Bar, Moshe. “Human memory: What did you do last Sunday?” Los Angeles Times. 29 May 2011. <http://articles.latimes.com/2011/may/29/opinion/la-oe-bar-memory-20110529>. Accessed 21 July 2017.
Chaudry, Rabia. “Adnan Syed is innocent. Now find Hae Min Lee’s real killer.” The Guardian. 6 July 2016. <https://www.theguardian.com/commentisfree/2016/jul/06/adnan-syed-new-trial-hae-min-lee-rabia-choudry>. Accessed 21 July 2017.
Crockett, Moya. ““It wasn’t Adnan.
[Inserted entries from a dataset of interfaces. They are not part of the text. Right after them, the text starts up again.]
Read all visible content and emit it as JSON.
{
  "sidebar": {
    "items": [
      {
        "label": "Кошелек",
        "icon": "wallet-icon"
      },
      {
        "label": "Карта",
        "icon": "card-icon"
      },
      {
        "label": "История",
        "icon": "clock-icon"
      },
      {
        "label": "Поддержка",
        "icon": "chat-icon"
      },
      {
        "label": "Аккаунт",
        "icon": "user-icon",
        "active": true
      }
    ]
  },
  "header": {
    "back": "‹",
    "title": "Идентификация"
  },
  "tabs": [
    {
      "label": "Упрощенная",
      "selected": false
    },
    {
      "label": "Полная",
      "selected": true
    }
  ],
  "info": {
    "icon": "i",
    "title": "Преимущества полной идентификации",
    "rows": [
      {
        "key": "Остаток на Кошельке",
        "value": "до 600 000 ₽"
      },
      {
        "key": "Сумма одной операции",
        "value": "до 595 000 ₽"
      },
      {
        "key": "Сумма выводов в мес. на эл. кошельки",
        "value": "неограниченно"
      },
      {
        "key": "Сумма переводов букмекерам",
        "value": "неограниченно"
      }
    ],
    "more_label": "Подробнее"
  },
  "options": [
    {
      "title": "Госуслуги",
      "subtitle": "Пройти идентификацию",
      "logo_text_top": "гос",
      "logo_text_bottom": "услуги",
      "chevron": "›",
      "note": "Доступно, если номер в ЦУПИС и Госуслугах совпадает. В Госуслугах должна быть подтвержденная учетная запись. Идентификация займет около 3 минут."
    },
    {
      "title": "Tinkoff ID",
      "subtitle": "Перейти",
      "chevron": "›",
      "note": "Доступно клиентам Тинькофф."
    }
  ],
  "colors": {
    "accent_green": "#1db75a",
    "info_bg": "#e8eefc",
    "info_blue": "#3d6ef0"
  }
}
It wasn’t Jay. I know who killed Hae”: Serial’s Rabia Chaudry speaks to Stylist.” Stylist Magazine. 16 August 2016. <http://www.stylist.co.uk/people/rabia-chaudry-interview-serial-adnan-syed-innocent-jay-didnt-do-it-hae-min-lee>. Accessed 21 July 2017.
Engel, Pamela. “Brother Slams Popular ‘Serial’ Podcast For Sensationalizing His Sister’s Murder.” Business Insider. 18 November 2014. <http://www.businessinsider.com/brother-of-hae-min-lee-responds-to-serial-podcast-2014-11>. Accessed 21 July 2017.
Gross, Samuel. “The staggering number of wrongful convictions in America.” The Washington Post. 24 July 2015. <https://www.washingtonpost.com/opinions/the-cost-of-convicting-the-innocent/2015/07/24/260fc3a2-1aae-11e5-93b7-5eddc056ad8a_story.html?utm_term=.3e4923f27c15>. Accessed 21 July 2017.
Koenig, Sarah. “Lawyer Gutierrez agrees to disbarment.” The Baltimore Sun. 2 June 2001. <http://articles.baltimoresun.com/2001-06-02/news/0106020237_1_lawyer-gutierrez-clients>. Accessed 21 July 2017.
Larson, Sarah. ““Serial”: The Podcast We’ve Been Waiting For.” The New Yorker. 9 October 2014. <http://www.newyorker.com/culture/sarah-larson/serial-podcast-weve-waiting>. Accessed 21 July 2017.
Leigh, Megan. “The importance of a good soundtrack: The mood is in the music.” Pop Verse. 4 April 2014. <http://pop-verse.com/2014/04/04/the-importance-of-a-good-soundtrack-the-mood-is-in-the-music/>. Accessed 21 July 2017.
Merlan, Anna. “Hae Min Lee’s Family Issues Statement Addressing Serial Fans: Adnan Syed ‘Destroyed Our Family’ .” Jezebel. 8 February. 2016. <https://jezebel.com/hae-min-lees-family-issues-statement-addressing-serial-1757793649>. Accessed 21 July 2017.
Robinson, Wills. “Family of ‘Serial’ victim Hae Min Lee say her convicted killer Adnan Syed ‘destroyed our family’ in emotional letter that slams the podcast’s fans for running to defend him.” Daily Mail Online. 8 February 2016.<http://www.dailymail.co.uk/news/article-3437662/Family-Serial-victim-Hae-Min-Lee-says-convicted-killer-Adnan-Syed-destroyed-family-slams-podcast-s-fans-running-defend-him.html>. Accessed 21 July 2017.
Vargas-Cooper, Natasha. “Exclusive: Jay, Key Witness from ‘Serial’ Tells His Story for First Time, Part 1.” The Intercept. 29 December 2014. <https://theintercept.com/2014/12/29/exclusive-interview-jay-wilds-star-witness-adnan-syed-serial-case-pt-1/>. Accessed 21 July 2017.